__To do__: Pick out the lines in the listing below that contain the word "JSON" and copy them.

__Source records__:
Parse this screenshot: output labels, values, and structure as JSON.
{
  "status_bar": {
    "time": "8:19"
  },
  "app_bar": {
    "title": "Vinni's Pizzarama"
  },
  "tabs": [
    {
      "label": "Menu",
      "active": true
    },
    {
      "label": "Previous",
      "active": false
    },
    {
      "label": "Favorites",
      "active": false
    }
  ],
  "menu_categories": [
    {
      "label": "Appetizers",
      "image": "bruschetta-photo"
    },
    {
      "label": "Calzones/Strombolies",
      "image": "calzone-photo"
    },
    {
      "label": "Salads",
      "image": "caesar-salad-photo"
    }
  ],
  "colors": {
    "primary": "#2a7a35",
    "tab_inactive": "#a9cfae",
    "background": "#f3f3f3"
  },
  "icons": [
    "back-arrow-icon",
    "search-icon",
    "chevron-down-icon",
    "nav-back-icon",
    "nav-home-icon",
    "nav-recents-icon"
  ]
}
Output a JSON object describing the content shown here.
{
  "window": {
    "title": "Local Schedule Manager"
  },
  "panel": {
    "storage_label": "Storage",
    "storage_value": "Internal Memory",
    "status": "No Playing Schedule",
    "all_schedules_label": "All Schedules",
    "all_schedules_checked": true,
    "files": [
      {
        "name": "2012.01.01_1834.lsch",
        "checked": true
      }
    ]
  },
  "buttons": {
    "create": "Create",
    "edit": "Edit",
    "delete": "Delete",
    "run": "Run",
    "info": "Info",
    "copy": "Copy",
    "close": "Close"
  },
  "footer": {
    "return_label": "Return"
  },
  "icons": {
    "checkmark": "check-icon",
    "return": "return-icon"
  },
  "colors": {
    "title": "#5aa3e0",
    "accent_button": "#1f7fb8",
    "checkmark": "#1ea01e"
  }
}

__Task solution__:
Parse this screenshot: output labels, values, and structure as JSON.
Output a JSON object describing the content shown here.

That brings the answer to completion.